According to a nutritional analysis table on Wikipedia.

this delightful, satisfying fruit offers a cornucopia of vitamins and minerals known to be beneficial for human health. But the best part about strawberries is how they taste!

For breakfast, sliced strawberries on cereal or strawberry jam on toast will stir many a childhood memory and brighten a modern breakfast menu today.

At lunch, fresh strawberries mixed with cottage, laced with a little salt and pepper can satisfy any dieters craving for a low-calorie, protein-packed meal.

Dinnertime strawberry spinach salad enhanced with a few slivered almonds offers a healthy alternative to a typical green salad.

And of course for dessert, the possibilities are endless: fresh strawberry pie, strawberry ice cream or sorbet, strawberry shortcake or ice cream with strawberry slices. And of course, the easiest, no-prep way — eating strawberries is just as they are.

Strawberries are best sourced from organic growers, as they now top the list of the Environmental Working Group (EWG) “Dirty Dozen.” Because cultivated strawberries are highly susceptible to fungus, mold and various agricultural pests, a vast array of herbicides, fungicides, pesticides and chemical fertilizers are applied to conventionally grown fruit.

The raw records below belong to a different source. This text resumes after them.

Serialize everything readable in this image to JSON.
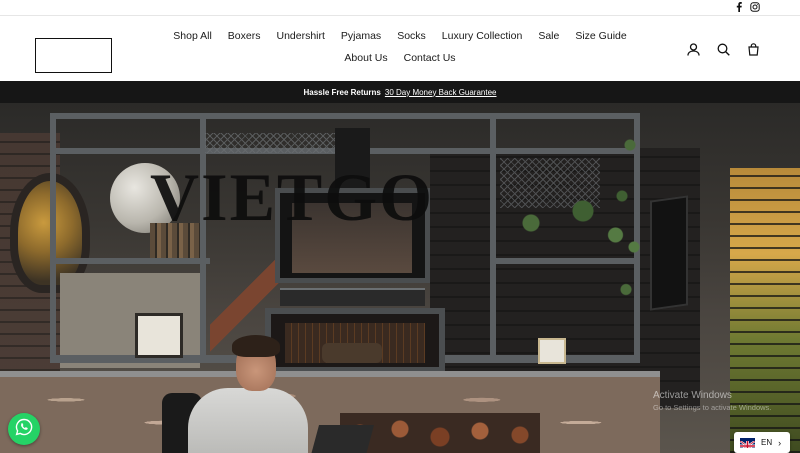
{
  "topbar": {
    "social": [
      {
        "icon": "facebook-icon",
        "glyph": "f"
      },
      {
        "icon": "instagram-icon",
        "glyph": "◎"
      }
    ]
  },
  "header": {
    "nav": [
      {
        "label": "Shop All"
      },
      {
        "label": "Boxers"
      },
      {
        "label": "Undershirt"
      },
      {
        "label": "Pyjamas"
      },
      {
        "label": "Socks"
      },
      {
        "label": "Luxury Collection"
      },
      {
        "label": "Sale"
      },
      {
        "label": "Size Guide"
      },
      {
        "label": "About Us"
      },
      {
        "label": "Contact Us"
      }
    ],
    "icons": [
      "account-icon",
      "search-icon",
      "cart-icon"
    ]
  },
  "announcement": {
    "bold_text": "Hassle Free Returns",
    "link_text": "30 Day Money Back Guarantee"
  },
  "hero": {
    "brand": "VIETGO"
  },
  "activation_watermark": {
    "title": "Activate Windows",
    "subtitle": "Go to Settings to activate Windows."
  },
  "language": {
    "code": "EN",
    "flag_icon": "uk-flag-icon"
  },
  "colors": {
    "announcement_bg": "#161616",
    "whatsapp": "#25d366"
  }
}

Consumers can seek out organically grown strawberries at local grocers, at farmers markets, farm stands and co-ops. In high season, organic berries are close to the same price as conventionally grown ones, so now is a good time to watch for sales and stock up.

Strawberries freeze well and can be stored frozen for later use in baking and other desserts, such as strawberry shortcake or gelatin based concoctions.

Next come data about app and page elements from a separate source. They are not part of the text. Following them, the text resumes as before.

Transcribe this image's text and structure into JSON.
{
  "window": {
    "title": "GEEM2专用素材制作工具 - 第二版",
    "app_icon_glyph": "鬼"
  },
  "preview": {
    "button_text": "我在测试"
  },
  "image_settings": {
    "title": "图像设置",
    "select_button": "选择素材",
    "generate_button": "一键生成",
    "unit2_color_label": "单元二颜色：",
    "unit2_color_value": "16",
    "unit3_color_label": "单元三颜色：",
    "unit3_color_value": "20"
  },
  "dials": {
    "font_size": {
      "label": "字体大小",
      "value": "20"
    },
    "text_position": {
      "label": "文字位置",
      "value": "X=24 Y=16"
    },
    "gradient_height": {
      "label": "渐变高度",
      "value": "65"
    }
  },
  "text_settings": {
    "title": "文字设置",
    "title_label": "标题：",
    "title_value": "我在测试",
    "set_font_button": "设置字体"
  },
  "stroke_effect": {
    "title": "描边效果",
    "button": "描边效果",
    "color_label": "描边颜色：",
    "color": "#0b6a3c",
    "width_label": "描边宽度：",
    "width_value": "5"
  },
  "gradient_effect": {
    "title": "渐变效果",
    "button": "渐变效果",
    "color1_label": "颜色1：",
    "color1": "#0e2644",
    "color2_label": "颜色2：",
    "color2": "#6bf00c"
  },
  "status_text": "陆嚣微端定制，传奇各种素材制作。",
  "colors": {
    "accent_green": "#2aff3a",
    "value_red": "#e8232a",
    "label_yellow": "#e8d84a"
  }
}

Recipes follow for a strawberry salad and a traditional French strawberry sorbet.

Homemade strawberry sorbet
Homemade strawberry sorbet

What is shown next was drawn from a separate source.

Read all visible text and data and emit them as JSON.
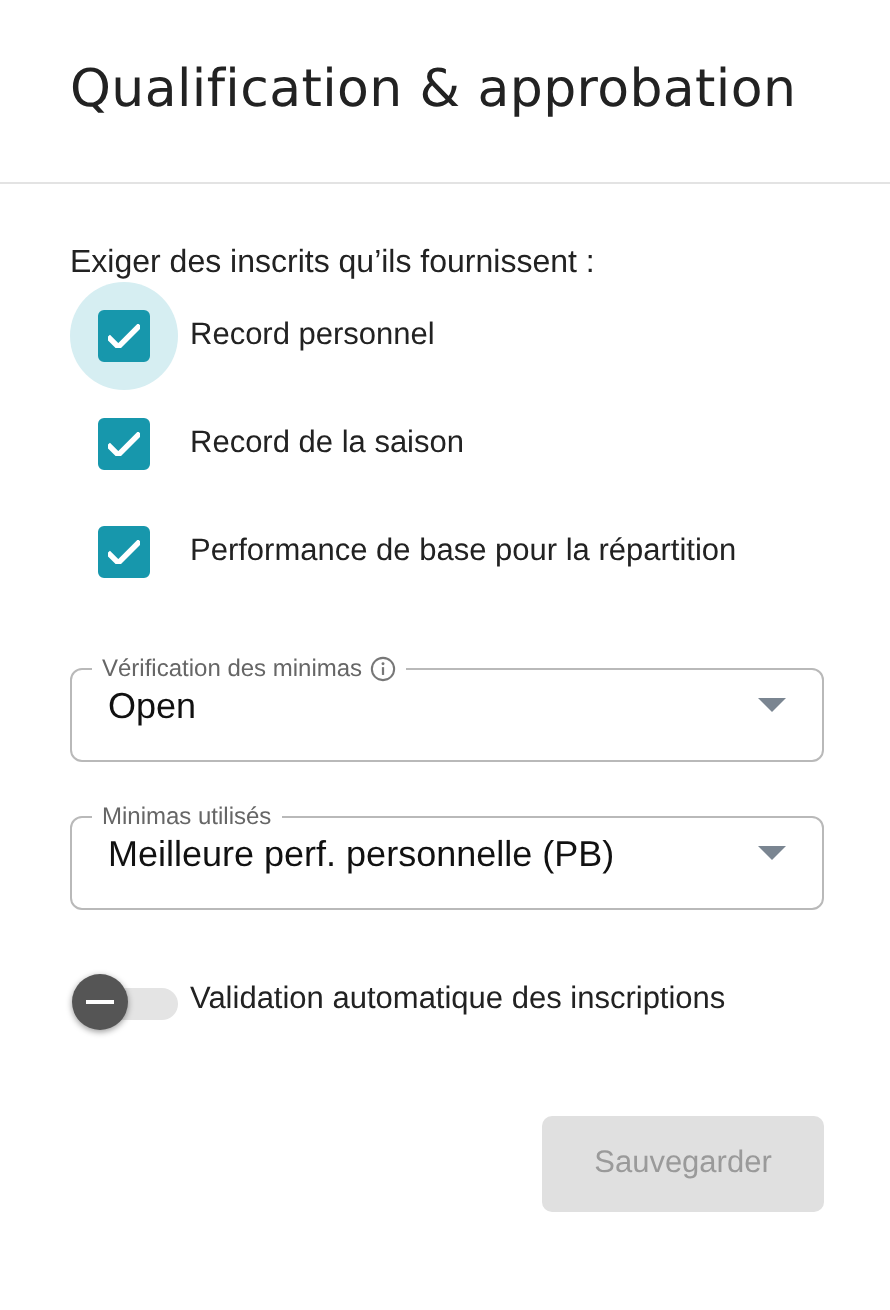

Traditional French Berry Sorbet

Makes about 10 1/2 cup servings


  • 1/2 cup sugar
  • 1 cup water
  • 4 cups frozen unsweetened berries (strawberries, blueberries, raspberries*)
  • 2 tbsp fresh lemon juice
  • Herbs as desired (See note below)


Stir sugar into water and bring to a boil in a medium saucepan. Add herbs if desired, simmer 3 minutes. Let stand off heat for about 10 minutes.

Place frozen berries and lemon juice in blender or food processor.

Remove herbs, if used, and pour warm syrup over berries and process until the mixture becomes a smooth puree.

Pour puree through a strainer or sieve to remove seeds.

Place cold mixture in bowl of automatic ice cream maker, following manufacturer’s instructions.

When frozen, scoop mixture into a plastic tub and place in freezer until ready to serve,


*Blackberries may be used, but it is best to mix them into the hot syrup and push through a sieve before making the puree.

Herb-berry combinations that are particularly tasty include: basil with strawberry, mint with raspberry, oregano or thyme with blueberry. Try experimenting.

If an automatic ice cream maker is not available, freeze mixture in a covered container and stir every hour or so until it is firm. Leave undisturbed until ready to serve

Nearly all fruits can be used for making sorbet by this method; adjust the ratio of syrup to fruit according to taste.

Strawberries pair well with basil and balsamic flavors
Strawberries pair well with basil and balsamic flavors

Strawberry Spinach Salad

Serves 10 as a side salad, 6 as a luncheon course


  • 2 cups fresh organic strawberries, washed, drained and cut into quarters
  • 6-8 cups organic baby spinach leaves
  • 1/2 cup sliced almonds
  • 2 tbsp sugar
  • 1/2 tsp red pepper flakes


  • 2 tbsp balsamic vinegar
  • 1 tbsp soy sauce
  • 2 cloves garlic, minced
  • 1 tbsp dijon mustard
  • 1-2 tbsp honey (to taste)
  • 1/2 cup good olive oil


Place almonds in a shallow skillet, sprinkle with sugar and heat over medium flame, tossing or stirring until sugar is melted and almonds are slightly coated.

Turn out onto a piece of waxed paper and sprinkle with red pepper flakes.

Set aside.

Combine minced garlic with honey and mustard. Whisk in vinegar and soy sauce, then add oil slowly while whisking to make a thick dressing.

Tear spinach into 2-inch pieces if larger leaves are used; add strawberries.

Drizzle dressing over salad, starting with 4 tablespoons and adding more if desired.

Sprinkle with glazed almonds.